EXERCISE BRIEF
Only lines with the string "best" are wanted. Pull them out of the data.
─── DATA SHOWN ───
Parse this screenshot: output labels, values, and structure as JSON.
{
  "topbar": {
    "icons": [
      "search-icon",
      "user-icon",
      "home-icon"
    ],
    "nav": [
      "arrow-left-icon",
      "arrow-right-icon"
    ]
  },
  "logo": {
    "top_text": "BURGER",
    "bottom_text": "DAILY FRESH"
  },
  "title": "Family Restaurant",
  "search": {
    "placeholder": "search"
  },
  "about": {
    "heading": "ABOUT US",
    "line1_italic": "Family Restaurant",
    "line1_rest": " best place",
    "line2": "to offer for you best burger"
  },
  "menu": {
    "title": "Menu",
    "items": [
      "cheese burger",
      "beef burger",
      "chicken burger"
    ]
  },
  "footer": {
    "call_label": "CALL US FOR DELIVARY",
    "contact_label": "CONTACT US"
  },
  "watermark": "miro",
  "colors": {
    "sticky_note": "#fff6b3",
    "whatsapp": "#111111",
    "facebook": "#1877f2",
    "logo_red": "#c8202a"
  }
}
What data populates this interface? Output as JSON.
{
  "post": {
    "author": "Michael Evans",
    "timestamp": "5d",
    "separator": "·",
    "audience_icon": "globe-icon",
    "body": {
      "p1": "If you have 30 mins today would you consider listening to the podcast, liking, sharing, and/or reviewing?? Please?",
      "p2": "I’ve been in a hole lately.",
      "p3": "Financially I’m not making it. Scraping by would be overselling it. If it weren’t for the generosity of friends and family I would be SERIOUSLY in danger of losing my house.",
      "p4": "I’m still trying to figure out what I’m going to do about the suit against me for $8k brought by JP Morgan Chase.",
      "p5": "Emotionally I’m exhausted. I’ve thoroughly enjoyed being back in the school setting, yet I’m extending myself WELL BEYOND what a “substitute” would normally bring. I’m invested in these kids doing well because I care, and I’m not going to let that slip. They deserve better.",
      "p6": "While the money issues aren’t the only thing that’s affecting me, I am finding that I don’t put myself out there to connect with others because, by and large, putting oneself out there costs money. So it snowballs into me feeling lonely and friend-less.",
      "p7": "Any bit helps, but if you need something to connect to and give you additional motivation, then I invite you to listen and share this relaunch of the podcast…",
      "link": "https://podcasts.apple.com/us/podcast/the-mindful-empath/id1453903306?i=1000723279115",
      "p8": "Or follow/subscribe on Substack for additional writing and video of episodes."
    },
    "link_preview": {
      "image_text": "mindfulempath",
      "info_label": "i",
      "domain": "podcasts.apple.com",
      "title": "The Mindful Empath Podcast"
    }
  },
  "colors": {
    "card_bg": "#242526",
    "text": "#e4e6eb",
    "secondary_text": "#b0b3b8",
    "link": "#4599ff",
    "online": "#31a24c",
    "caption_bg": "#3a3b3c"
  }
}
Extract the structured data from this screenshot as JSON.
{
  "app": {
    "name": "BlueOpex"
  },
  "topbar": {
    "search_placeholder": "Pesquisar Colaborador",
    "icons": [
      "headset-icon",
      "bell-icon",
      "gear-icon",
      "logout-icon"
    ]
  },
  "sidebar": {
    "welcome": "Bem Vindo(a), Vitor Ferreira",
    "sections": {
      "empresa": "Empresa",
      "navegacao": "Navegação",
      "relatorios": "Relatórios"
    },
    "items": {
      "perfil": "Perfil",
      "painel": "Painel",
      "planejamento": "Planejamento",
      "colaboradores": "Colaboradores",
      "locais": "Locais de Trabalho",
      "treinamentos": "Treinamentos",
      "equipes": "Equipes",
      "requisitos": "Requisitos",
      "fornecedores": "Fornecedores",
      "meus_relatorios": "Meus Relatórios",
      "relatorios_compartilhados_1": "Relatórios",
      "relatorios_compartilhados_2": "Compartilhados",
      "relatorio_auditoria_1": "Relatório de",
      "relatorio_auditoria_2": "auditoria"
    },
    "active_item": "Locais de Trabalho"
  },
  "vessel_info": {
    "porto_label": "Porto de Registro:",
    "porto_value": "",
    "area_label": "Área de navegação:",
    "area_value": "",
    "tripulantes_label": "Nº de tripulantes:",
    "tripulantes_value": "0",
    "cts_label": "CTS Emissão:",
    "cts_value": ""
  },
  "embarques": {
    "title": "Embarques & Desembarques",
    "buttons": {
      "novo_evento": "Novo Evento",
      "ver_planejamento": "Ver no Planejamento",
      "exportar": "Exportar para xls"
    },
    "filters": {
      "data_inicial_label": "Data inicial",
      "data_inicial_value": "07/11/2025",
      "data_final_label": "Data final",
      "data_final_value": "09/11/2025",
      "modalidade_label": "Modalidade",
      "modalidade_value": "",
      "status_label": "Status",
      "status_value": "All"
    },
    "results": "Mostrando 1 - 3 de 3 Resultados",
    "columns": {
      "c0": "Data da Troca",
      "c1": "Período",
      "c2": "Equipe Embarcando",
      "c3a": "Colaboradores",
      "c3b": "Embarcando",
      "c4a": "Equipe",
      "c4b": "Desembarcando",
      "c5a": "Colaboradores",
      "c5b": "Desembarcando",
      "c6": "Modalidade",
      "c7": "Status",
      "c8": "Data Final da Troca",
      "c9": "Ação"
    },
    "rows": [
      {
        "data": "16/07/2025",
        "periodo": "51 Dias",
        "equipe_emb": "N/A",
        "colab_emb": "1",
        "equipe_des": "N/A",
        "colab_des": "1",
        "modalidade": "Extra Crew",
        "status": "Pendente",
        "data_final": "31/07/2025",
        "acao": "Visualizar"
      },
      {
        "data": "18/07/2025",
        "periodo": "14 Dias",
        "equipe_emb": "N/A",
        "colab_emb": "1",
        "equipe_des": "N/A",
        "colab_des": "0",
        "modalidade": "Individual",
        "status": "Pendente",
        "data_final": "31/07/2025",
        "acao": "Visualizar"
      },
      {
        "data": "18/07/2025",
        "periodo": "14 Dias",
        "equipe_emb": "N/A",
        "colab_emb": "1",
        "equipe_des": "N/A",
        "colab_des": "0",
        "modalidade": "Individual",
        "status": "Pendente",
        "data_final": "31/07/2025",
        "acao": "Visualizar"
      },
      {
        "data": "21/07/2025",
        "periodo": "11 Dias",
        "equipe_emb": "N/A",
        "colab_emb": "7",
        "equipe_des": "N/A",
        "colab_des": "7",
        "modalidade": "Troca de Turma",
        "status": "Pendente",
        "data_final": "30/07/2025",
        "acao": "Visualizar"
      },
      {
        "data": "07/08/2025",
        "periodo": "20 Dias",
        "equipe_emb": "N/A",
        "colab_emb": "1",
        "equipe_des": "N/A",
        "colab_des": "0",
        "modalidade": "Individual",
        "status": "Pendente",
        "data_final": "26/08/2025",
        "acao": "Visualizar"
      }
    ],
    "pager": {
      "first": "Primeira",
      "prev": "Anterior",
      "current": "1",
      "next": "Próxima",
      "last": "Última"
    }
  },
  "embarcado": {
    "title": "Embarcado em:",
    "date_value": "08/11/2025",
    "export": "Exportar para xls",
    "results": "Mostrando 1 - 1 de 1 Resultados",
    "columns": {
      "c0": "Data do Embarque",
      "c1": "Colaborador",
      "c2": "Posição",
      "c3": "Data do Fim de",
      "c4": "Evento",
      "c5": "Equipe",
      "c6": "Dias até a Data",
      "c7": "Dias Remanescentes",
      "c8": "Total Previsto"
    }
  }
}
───
ANSWER SECTION
    "line1_rest": " best place",
    "line2": "to offer for you best burger"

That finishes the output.